FR AA 0102

Zurück zur 
Inhaltsübersicht: Kongressbericht Wien 2010

Estimating the frequency of superinfection in a large European collaborative HIV database

Presented by István Bartha (Hungary).

I. Bartha1, M. Assel2, P. Sloot3, M. Zazzi4, C. Torti5, E. Schülter6, A. De Luca7,8, A. Sönnerborg9, A.B. Abecasis10, A.-M. Vandamme10,11, R. Paredes12, D. van de Vijver13, V. Müller1, Virolab, EuResist

1Eotvos Lorand University, Institute of Biology, Budapest, Hungary, 2University of Stuttgart, High Performance Computing Centre, Stuttgart, Germany, 3The University of Amsterdam, Computational Science, Amsterdam, Netherlands, 4University of Siena, Department of Molecular Biology, Siena, Italy, 5University of Brescia, Institute of Infectious and Tropical Diseases, Brescia, Italy, 6University of Cologne, Institute of Virology, Cologne, Germany, 7Catholic University of the Sacred Heart, Institute of Clinical Infectious Diseases, Rome, Italy, 8Siena University Hospital, Infectious Diseases Unit, Siena, Italy, 9Karolinska Institutet, Department of Infectious Diseases, Stockholm, Sweden, 10Centro de Malária e Outras Doenças Tropicais, Instituto de Higiene e Medicina Tropical, Lisboa, Portugal, 11Katholieke Universiteit Leuven, Rega Institute for Medical Research, Leuven, Belgium, 12Universitat Autònoma de Barcelona, Fundacions IrsiCaixa I Lluita contra la SIDA, Badalona, Spain, 13University Medical Centre, Erasmus MC, Deparment of Virology, Rotterdam, Netherlands

Background: Superinfection (infection of an HIV positive individual with another virus strain) can facilitate the evolution of HIV by allowing for the recombination of distinct viral lineages.
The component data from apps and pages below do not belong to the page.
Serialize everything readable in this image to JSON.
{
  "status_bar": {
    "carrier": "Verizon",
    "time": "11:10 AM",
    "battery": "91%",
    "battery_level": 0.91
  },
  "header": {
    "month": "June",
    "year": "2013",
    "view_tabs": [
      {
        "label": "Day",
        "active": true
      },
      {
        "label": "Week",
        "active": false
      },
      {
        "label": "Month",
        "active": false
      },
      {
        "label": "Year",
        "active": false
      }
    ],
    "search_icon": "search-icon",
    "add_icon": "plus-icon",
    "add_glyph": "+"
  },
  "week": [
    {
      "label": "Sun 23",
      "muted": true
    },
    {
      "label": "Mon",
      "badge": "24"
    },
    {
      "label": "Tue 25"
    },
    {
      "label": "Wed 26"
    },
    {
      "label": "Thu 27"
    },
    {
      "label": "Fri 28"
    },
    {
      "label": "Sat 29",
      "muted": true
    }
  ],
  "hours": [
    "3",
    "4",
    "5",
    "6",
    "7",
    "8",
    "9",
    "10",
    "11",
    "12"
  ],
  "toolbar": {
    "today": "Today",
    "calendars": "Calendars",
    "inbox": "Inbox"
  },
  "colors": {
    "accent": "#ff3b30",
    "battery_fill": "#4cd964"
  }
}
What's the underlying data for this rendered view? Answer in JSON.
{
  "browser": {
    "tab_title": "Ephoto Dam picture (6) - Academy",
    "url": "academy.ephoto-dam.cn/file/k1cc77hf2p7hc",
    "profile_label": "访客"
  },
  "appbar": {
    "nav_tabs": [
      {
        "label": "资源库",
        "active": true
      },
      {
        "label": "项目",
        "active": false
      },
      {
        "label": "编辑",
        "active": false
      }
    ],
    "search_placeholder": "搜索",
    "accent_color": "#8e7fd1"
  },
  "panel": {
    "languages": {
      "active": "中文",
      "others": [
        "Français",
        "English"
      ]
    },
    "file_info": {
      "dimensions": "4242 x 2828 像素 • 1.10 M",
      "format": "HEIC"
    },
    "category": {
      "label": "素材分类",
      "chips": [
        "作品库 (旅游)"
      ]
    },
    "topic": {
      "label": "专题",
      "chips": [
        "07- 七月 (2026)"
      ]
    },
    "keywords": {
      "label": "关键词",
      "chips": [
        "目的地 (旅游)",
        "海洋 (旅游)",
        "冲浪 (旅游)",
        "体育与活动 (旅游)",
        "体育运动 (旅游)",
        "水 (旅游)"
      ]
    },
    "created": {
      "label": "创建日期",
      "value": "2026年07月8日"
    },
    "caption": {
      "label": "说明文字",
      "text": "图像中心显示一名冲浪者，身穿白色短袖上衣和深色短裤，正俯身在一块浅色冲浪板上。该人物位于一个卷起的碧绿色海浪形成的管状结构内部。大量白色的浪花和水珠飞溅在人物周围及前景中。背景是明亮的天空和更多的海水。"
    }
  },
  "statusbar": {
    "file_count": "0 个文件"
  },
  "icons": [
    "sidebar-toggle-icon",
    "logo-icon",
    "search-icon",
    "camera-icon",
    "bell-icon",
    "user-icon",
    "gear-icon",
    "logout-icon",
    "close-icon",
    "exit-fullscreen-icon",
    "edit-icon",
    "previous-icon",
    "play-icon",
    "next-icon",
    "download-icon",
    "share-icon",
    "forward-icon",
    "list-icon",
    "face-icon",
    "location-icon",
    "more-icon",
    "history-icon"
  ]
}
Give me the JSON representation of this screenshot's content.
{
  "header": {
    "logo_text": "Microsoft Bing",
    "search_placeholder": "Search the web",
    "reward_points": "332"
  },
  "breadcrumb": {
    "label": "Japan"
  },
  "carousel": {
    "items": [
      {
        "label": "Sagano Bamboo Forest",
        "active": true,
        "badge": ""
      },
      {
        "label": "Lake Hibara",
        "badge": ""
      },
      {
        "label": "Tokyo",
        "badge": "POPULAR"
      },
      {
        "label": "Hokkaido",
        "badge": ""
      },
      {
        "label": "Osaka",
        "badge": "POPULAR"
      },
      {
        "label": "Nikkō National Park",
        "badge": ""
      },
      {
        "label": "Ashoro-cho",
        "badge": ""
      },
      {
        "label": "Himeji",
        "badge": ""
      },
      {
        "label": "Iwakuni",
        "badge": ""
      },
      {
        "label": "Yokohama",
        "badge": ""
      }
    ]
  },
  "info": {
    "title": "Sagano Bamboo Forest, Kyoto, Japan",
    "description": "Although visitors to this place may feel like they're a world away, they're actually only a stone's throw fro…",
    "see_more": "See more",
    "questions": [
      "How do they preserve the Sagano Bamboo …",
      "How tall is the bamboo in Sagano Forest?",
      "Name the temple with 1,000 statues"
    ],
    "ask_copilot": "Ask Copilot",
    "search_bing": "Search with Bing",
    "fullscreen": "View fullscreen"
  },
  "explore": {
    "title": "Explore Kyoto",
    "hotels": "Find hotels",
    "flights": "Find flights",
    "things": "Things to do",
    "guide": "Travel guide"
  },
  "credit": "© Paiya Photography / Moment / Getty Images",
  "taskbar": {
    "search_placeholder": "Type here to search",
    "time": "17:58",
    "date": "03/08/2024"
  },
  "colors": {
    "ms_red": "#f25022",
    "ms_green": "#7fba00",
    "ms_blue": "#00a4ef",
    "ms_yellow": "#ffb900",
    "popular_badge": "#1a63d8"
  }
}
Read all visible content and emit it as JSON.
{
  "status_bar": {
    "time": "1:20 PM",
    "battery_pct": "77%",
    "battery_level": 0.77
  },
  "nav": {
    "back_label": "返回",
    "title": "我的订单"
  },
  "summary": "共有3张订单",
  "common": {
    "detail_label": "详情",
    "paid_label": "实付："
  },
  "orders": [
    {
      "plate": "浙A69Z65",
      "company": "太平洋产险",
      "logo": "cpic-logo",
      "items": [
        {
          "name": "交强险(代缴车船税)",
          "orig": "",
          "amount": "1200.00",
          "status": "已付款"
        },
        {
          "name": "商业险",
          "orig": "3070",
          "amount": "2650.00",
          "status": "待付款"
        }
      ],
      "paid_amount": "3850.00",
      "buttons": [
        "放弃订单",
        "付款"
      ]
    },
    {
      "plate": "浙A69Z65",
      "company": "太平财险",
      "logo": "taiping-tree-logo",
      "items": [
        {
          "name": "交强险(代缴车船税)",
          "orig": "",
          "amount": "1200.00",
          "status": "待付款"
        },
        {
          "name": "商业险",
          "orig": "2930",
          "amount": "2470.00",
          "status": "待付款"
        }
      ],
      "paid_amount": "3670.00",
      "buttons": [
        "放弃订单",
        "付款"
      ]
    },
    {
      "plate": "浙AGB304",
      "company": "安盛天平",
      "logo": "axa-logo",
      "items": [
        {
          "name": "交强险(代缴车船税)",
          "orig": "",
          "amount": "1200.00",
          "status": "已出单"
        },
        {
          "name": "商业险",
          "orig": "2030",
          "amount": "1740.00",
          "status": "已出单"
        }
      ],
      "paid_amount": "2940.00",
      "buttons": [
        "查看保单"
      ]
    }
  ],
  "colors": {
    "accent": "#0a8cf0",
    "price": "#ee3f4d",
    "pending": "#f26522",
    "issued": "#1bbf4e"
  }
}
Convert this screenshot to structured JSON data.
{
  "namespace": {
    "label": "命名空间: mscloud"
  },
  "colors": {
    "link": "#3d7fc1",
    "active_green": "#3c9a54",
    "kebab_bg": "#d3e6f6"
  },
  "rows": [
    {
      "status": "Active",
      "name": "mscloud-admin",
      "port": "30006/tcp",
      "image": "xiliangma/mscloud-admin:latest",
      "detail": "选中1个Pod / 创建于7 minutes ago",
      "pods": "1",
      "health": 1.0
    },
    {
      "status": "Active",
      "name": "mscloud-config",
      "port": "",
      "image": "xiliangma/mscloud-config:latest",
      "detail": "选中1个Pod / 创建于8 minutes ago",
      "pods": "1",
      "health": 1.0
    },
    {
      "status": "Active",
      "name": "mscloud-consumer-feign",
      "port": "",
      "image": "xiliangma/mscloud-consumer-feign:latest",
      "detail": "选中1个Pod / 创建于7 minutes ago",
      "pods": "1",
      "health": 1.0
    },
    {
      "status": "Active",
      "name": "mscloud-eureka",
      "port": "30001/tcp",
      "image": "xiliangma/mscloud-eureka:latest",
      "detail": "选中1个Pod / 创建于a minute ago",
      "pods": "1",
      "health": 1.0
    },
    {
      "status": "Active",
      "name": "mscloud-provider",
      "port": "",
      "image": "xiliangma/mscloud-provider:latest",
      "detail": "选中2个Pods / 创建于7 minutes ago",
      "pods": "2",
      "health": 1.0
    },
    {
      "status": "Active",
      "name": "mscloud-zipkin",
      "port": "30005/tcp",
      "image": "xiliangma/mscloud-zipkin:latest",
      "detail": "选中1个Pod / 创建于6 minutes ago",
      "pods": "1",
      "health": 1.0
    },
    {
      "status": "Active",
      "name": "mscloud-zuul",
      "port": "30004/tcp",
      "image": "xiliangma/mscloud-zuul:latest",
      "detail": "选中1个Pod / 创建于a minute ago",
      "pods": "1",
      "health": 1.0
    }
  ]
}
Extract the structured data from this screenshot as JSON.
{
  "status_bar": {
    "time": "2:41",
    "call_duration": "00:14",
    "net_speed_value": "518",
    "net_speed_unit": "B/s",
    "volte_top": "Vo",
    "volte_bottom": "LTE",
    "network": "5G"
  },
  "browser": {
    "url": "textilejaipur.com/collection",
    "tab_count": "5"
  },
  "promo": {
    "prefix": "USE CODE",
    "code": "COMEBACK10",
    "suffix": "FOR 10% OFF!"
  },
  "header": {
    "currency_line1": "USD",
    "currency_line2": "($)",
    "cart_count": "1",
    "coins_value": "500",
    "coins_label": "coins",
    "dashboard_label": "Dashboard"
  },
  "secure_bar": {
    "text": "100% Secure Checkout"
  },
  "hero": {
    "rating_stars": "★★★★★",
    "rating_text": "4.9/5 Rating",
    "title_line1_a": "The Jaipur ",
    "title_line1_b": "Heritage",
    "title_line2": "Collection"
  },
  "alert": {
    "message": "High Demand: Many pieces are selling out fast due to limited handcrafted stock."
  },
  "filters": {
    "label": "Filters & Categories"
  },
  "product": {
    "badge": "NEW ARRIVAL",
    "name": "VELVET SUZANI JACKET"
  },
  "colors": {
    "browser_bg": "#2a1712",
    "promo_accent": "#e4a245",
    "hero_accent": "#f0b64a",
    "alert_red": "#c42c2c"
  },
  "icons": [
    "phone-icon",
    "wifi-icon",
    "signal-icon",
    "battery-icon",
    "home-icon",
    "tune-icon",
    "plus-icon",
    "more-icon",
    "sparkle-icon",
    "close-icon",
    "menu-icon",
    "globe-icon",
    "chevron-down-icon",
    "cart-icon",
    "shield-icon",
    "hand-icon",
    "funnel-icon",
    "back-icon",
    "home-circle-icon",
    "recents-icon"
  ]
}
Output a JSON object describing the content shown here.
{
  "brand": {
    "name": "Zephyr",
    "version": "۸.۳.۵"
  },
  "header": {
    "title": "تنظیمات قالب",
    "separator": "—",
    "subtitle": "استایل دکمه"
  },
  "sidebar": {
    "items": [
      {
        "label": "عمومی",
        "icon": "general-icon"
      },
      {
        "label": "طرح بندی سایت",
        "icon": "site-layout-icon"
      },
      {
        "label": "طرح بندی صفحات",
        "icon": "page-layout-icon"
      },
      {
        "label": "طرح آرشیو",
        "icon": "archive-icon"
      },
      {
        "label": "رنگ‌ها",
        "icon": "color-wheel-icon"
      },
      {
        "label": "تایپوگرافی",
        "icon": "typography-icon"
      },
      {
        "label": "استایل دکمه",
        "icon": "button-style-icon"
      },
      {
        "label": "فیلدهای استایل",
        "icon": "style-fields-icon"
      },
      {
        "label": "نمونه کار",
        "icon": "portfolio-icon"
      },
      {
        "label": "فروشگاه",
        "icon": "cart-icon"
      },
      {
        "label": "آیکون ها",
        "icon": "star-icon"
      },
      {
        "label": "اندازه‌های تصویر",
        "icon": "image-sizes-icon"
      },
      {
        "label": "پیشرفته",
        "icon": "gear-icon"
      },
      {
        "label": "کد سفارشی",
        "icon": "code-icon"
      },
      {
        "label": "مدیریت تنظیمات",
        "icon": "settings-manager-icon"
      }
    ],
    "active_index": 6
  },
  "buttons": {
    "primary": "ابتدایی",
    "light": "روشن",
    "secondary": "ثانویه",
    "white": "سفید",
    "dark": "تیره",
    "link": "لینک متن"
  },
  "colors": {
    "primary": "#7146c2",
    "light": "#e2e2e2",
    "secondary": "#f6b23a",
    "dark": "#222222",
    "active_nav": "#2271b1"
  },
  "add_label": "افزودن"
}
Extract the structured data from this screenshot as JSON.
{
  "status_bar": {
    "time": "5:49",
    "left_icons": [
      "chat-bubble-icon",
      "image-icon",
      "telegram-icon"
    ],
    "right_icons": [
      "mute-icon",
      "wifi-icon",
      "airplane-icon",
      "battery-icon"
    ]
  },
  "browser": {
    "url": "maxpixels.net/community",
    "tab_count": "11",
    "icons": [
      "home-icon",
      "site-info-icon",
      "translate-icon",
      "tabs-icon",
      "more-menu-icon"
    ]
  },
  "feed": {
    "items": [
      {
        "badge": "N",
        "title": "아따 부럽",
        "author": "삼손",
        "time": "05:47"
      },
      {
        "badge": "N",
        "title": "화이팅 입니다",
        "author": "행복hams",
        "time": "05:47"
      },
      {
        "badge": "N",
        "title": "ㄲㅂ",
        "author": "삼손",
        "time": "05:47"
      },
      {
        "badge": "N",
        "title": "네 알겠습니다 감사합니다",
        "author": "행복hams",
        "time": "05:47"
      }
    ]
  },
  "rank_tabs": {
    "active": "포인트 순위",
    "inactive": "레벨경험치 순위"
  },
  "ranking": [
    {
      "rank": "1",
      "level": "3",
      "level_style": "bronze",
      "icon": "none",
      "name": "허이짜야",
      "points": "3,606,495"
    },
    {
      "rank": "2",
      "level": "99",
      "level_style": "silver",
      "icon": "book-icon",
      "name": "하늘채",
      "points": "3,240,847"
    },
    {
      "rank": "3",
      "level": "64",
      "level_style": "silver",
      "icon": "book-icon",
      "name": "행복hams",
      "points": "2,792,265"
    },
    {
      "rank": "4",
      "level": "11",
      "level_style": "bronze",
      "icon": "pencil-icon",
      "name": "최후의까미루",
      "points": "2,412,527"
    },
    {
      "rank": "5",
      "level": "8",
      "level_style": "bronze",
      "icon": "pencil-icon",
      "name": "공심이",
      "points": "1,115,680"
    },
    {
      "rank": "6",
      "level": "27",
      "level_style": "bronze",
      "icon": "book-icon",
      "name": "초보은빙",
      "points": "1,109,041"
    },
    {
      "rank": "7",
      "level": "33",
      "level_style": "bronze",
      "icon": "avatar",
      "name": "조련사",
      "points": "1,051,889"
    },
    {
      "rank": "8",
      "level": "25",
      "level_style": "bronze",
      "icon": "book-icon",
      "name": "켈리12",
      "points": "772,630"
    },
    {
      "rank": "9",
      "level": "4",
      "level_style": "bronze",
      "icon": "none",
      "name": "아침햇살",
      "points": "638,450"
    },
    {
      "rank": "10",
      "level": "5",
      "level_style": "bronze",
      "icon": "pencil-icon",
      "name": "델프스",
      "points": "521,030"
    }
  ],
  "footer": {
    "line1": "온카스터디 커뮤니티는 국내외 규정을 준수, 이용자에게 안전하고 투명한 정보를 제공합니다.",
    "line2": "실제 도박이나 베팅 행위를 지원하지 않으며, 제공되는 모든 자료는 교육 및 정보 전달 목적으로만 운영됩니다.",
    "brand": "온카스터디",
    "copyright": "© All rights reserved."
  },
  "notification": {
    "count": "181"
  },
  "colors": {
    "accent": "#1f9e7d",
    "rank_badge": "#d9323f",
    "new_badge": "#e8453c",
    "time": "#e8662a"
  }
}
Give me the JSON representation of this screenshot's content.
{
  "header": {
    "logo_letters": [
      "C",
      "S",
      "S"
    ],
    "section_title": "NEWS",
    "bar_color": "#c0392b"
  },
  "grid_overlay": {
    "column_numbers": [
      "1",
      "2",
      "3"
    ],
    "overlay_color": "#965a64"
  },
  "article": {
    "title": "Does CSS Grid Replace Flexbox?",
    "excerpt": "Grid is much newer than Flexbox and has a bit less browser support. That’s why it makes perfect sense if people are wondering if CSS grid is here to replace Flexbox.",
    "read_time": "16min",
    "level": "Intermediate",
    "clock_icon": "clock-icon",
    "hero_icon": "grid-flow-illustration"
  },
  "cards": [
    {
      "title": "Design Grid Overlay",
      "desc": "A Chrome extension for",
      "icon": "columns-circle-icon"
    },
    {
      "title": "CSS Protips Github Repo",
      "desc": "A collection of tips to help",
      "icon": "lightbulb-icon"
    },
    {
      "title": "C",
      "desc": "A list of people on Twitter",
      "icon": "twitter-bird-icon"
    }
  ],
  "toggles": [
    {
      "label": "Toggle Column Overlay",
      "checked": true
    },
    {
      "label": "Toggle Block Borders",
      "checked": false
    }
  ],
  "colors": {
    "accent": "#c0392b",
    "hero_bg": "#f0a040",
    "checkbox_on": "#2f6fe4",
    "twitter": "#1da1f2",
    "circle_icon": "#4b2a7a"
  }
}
In particular, it might enable the transmission of drug resistant viruses to individuals with drug-sensitive strains who have previously responded well to therapy. We have analyzed routinely collected genotyping data from a large European collaborative HIV database to estimate the frequency of superinfection.
Methods: We used sequence data spanning the protease and partial reverse transcriptase regions from the Virolab and EuResist databases. 4656 patients (gender: male=3140, female=1363, unknown=153; riskgroup: heterosexual=1178, IDU=1073, MSM=951, other=158, unknown=1296) had at least two sequences in the database, with a total of 14196 distinct sequence entries (of which 89.0% belonged to subtype B). Superinfection was indicated when sequences of a patient failed to cluster together in maximum likelihood phylogenetic trees constructed from all available sequences. Putative cases of superinfection were then further investigated with Bayesian phylogenetic methods.
Results: We identified ~300 patients with sequences clustering robustly into at least two distinct lineages (indicative of superinfection) in ML phylogenies; 37 cases represented infection with two distinct subtypes. Bayesian reconstruction of selected subsets of the phylogeny supported ~100 cases of superinfection with high posterior probabilities; support for the remaining cases proved weak to moderate.
Conclusions: Superinfection can occur relatively frequently, and might therefore play an important role in the transmission of drug resistance. We note, however, that our analysis was necessarily confined to patients with at least two available sequences, and might therefore have overestimated the prevalence of superinfection in the general HIV positive population. We have demonstrated that routinely obtained genotyping data can provide sufficient phylogenetic signal to infer superinfection, although further data might be needed to resolve some of the cases.


  • Bartha, – FRAA0102
  • Slides mit Audio
  • Präsentation (.ppt)